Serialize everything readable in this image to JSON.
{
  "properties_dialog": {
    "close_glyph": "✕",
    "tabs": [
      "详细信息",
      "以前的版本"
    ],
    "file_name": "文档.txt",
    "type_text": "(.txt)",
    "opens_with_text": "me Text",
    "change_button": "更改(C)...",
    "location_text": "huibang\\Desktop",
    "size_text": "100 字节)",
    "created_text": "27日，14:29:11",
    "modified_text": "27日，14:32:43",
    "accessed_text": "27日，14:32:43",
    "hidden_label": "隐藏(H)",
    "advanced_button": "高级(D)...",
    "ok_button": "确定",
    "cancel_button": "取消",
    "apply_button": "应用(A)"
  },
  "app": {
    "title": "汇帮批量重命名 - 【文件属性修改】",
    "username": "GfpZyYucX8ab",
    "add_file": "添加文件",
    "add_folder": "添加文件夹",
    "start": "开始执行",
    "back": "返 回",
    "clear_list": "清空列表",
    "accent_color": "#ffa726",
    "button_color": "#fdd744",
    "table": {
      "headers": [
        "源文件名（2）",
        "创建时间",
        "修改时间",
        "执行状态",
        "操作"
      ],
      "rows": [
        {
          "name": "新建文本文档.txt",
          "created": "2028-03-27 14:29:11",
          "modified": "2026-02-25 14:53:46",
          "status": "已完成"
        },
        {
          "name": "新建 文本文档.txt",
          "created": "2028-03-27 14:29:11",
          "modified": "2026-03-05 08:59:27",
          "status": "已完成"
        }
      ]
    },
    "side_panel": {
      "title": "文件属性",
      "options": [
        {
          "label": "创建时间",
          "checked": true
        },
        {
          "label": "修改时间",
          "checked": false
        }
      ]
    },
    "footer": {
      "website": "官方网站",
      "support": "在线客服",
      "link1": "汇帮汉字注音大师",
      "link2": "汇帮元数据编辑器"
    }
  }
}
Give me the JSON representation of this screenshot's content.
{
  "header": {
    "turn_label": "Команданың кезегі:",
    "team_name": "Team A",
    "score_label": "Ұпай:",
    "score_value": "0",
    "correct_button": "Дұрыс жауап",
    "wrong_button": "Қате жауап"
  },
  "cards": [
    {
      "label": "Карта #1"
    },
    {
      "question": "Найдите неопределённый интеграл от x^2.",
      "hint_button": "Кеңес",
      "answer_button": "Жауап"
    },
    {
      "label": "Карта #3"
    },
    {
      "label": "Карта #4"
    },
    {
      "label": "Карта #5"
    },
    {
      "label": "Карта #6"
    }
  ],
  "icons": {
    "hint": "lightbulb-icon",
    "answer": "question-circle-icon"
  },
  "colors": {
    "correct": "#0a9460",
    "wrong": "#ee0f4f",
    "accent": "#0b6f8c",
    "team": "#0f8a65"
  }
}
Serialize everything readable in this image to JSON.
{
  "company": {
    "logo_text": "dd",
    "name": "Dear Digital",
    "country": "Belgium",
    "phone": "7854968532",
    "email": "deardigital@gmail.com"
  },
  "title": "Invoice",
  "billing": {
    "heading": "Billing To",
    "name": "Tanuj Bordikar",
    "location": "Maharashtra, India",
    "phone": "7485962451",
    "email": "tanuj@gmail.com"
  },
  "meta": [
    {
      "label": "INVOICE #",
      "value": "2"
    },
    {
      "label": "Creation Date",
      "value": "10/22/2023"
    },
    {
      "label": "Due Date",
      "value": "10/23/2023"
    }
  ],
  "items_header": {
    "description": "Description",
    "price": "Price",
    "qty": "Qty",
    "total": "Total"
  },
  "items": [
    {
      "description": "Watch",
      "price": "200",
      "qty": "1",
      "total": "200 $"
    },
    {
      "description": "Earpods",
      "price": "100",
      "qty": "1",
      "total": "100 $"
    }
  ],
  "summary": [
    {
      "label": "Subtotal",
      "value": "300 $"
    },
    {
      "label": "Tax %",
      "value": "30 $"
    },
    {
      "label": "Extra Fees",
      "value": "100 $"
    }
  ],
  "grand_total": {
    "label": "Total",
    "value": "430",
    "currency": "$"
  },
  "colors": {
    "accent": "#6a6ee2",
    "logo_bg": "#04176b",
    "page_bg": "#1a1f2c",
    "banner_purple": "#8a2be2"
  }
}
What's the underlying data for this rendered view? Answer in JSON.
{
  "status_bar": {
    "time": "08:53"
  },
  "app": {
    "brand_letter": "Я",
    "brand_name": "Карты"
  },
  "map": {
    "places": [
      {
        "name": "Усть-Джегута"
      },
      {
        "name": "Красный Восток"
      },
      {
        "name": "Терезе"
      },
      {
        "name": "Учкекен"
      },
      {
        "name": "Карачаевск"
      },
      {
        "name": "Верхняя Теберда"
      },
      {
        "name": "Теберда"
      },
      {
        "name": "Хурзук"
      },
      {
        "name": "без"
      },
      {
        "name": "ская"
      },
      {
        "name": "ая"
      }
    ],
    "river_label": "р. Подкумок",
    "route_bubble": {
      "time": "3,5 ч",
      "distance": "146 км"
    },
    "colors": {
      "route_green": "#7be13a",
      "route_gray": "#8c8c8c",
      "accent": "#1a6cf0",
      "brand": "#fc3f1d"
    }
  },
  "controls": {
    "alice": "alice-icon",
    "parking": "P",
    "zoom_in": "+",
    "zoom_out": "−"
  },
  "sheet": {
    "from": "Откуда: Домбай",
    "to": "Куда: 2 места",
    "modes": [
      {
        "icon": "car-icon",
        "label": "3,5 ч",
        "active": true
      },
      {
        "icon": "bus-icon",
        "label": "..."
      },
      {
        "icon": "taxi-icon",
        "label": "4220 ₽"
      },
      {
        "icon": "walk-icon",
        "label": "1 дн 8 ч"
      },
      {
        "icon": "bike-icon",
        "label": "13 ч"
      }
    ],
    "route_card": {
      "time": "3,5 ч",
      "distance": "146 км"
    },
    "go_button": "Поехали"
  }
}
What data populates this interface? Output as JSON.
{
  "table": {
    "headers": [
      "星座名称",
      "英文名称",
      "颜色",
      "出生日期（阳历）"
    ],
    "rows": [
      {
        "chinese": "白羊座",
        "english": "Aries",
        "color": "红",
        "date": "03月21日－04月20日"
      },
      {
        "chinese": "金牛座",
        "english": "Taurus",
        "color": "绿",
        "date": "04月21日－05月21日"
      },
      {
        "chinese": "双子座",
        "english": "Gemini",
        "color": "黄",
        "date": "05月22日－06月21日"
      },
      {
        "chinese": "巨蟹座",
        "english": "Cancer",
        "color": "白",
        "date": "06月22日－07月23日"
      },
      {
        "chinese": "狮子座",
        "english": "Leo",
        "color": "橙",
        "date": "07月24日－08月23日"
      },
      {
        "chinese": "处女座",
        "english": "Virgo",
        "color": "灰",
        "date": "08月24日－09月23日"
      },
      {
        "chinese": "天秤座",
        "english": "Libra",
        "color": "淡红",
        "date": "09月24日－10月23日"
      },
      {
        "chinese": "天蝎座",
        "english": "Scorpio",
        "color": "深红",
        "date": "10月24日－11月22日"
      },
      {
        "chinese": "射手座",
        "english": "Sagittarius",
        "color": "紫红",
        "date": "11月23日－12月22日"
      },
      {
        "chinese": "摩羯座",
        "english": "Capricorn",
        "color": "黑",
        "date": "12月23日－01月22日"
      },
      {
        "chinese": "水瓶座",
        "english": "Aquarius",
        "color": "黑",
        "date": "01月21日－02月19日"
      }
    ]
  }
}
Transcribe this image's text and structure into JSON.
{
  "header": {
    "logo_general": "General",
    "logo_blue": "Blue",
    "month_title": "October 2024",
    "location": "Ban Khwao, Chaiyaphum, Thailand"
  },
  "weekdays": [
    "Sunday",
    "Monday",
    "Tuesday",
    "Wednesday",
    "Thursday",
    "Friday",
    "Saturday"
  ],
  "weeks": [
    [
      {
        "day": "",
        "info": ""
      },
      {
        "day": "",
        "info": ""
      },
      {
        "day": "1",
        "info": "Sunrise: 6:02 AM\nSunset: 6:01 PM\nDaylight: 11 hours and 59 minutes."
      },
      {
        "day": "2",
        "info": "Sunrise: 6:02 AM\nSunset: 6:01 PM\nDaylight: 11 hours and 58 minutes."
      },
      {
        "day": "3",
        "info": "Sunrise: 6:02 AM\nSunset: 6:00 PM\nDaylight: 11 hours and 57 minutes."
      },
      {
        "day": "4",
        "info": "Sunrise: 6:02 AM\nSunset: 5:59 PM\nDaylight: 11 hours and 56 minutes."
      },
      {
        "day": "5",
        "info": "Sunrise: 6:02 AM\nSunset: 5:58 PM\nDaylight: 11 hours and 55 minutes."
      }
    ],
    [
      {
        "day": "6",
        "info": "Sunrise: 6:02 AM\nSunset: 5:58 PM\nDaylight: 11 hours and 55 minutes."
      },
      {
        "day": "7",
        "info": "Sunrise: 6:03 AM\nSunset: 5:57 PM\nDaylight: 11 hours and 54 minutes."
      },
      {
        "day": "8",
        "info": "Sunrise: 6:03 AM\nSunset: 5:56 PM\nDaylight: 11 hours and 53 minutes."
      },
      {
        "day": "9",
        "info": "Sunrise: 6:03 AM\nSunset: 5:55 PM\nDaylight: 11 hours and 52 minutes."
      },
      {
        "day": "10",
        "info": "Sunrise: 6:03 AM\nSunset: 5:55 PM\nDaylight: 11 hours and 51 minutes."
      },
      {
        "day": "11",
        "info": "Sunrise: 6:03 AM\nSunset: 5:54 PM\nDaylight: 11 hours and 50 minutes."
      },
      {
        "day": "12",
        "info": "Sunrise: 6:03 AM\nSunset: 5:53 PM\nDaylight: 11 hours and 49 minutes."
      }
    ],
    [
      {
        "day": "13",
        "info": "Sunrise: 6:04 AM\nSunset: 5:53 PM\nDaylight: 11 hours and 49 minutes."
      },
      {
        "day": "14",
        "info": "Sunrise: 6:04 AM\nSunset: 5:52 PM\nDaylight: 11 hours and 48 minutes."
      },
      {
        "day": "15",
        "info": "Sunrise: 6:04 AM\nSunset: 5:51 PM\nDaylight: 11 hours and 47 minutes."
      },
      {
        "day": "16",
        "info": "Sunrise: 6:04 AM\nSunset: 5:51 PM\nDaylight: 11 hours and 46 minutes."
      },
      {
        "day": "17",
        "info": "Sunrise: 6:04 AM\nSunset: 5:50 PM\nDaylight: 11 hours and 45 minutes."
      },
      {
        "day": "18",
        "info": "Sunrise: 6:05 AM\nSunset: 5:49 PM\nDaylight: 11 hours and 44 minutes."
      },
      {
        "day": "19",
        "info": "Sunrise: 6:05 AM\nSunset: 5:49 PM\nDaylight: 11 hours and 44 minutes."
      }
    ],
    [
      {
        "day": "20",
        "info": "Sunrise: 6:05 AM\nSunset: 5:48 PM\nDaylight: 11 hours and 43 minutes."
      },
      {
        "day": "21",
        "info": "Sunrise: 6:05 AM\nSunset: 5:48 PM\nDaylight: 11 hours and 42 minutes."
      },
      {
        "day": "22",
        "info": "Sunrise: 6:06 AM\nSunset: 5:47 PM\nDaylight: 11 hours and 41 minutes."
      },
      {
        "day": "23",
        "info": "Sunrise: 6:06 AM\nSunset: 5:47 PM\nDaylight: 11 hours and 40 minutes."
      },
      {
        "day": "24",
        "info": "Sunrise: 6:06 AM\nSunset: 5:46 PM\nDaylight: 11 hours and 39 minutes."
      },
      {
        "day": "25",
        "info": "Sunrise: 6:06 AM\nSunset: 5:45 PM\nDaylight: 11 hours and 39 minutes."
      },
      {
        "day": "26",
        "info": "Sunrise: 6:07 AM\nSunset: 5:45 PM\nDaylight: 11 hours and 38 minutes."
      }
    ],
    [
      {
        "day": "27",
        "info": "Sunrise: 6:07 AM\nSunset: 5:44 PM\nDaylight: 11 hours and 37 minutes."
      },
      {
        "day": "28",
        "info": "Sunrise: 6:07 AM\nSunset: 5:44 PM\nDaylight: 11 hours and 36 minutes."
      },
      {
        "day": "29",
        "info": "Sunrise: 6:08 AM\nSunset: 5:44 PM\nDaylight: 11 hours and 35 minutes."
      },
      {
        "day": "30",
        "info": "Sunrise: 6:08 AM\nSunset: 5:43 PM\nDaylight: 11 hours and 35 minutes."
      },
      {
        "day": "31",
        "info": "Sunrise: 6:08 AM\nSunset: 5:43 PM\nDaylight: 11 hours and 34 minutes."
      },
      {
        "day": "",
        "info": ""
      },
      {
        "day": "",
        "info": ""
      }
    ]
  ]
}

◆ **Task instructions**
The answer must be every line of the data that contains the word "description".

◆ **Your response**
    "description": "Description",
      "description": "Watch",
      "description": "Earpods",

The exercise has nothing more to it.